It helps to have a clear set of goals and regularly scheduled reviews to assess performance. Carroll says that he developed a set of key indicators to assess his runway. “Some trigger points inform me that I need to shift to more consistent work that I can acquire a bit easier (low interest/low challenge work), and some inform me that this is unsustainable and that I'll need to get additional sources of income,” he said. There are also metrics that let him know he’s on the right track, which helps with setting priorities.
Does Your Tech Startup Need a Lawyer?
Depending on how you set up your company, you may need to register for a business license, file papers for incorporation or as a limited liability company (LLC), and register with your state’s taxing authority. You may also need to develop articles of incorporation, partnership agreements, and a host of other legal paperwork.

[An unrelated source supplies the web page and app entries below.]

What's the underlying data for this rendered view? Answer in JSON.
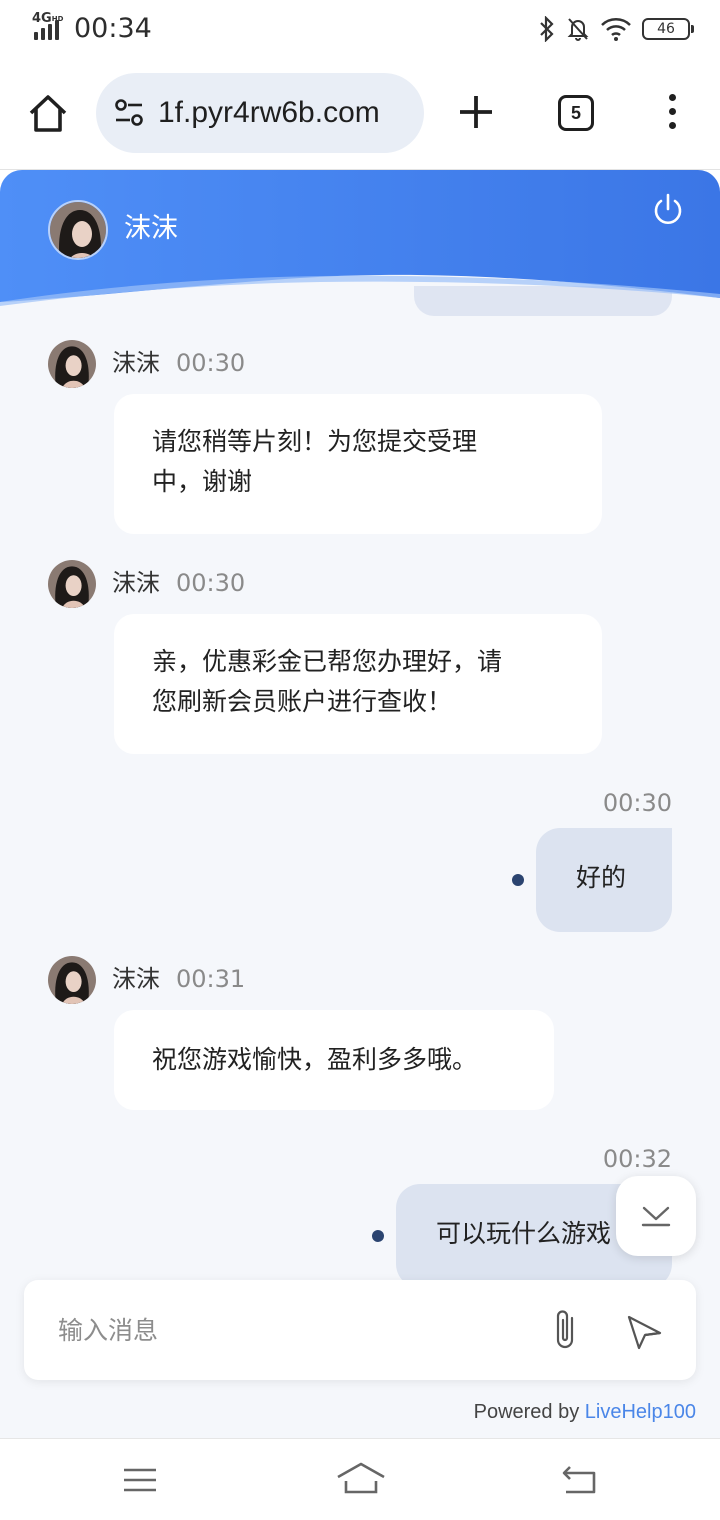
{
  "status_bar": {
    "network": "4G",
    "network_sup": "HD",
    "time": "00:34",
    "battery": "46"
  },
  "browser": {
    "url": "1f.pyr4rw6b.com",
    "tab_count": "5"
  },
  "chat": {
    "agent_name": "沫沫",
    "messages": [
      {
        "sender": "沫沫",
        "time": "00:30",
        "text": "请您稍等片刻！为您提交受理中，谢谢",
        "line1": "请您稍等片刻！为您提交受理",
        "line2": "中，谢谢"
      },
      {
        "sender": "沫沫",
        "time": "00:30",
        "text": "亲，优惠彩金已帮您办理好，请您刷新会员账户进行查收！",
        "line1": "亲，优惠彩金已帮您办理好，请",
        "line2": "您刷新会员账户进行查收！"
      },
      {
        "sender": "me",
        "time": "00:30",
        "text": "好的"
      },
      {
        "sender": "沫沫",
        "time": "00:31",
        "text": "祝您游戏愉快，盈利多多哦。"
      },
      {
        "sender": "me",
        "time": "00:32",
        "text": "可以玩什么游戏"
      }
    ],
    "input_placeholder": "输入消息",
    "powered_by": "Powered by",
    "powered_brand": "LiveHelp100"
  },
  "colors": {
    "header_gradient_start": "#4f8ff7",
    "header_gradient_end": "#3b76e6",
    "outgoing_bubble": "#dce3f0",
    "brand_link": "#4a86e8"
  },
  "icons": [
    "home-icon",
    "site-settings-icon",
    "plus-icon",
    "tabs-icon",
    "more-icon",
    "power-icon",
    "scroll-down-icon",
    "attach-icon",
    "send-icon",
    "nav-menu-icon",
    "nav-home-icon",
    "nav-back-icon"
  ]
}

A tech startup will need legal support. Even if you are operating as a sole proprietor or an independent contractor, you will still want to develop legal agreements to cover the scope of work you are performing for your clients and the terms that will define your relationships, deliverables, fees, and payment schedules.
Another consideration will be who owns the rights to your work product. During your consulting work, you may create intellectual property (IP) for your clients that may be entitled to copyright protection. If you haven’t clearly defined the IP in an agreement, your work may be considered “work for hire,” and you will lose the rights to your work product in the future. This is why creating contracts will be important for your firm.
Do Tech Consultants Need Insurance?
As a tech consultant, you’ll also need protection from actions or lawsuits brought against you by clients or other companies. The cost of defending even a frivolous lawsuit can easily drive you out of business. Insurance options available for small businesses include the following:
- Errors & Omissions (E&O) Insurance: If you provide professional services, such as tech consulting, E&O insurance can protect you against claims of negligence or delivering inadequate work products. Also called “professional liability insurance,” an E&O policy can provide coverage for the cost of client claims for economic damages based on your advice or services.
- Commercial General Liability Insurance: General liability insurance can protect you from a variety of legal claims, such as slander, libel, or copyright violations. It also covers things like a customer suffering an injury while visiting your place of business.
- Business Owner’s Policy (BOP): Some small business owners choose to purchase a business owner’s policy, which often includes commercial general liability, property, and business interruption insurance.
Running your own business — especially if it’s doing something you love — can be a rewarding and lucrative way to earn a living. “Define what it takes to start and operate your business, identify what level of seed funding (or income) you will need to get everything off the ground, and set key trigger points for your first year,” says Jake Carroll. This can help inform you if you're on the right track, wrong track, or no track at all.
Image courtesy of iStock.com/RossHelen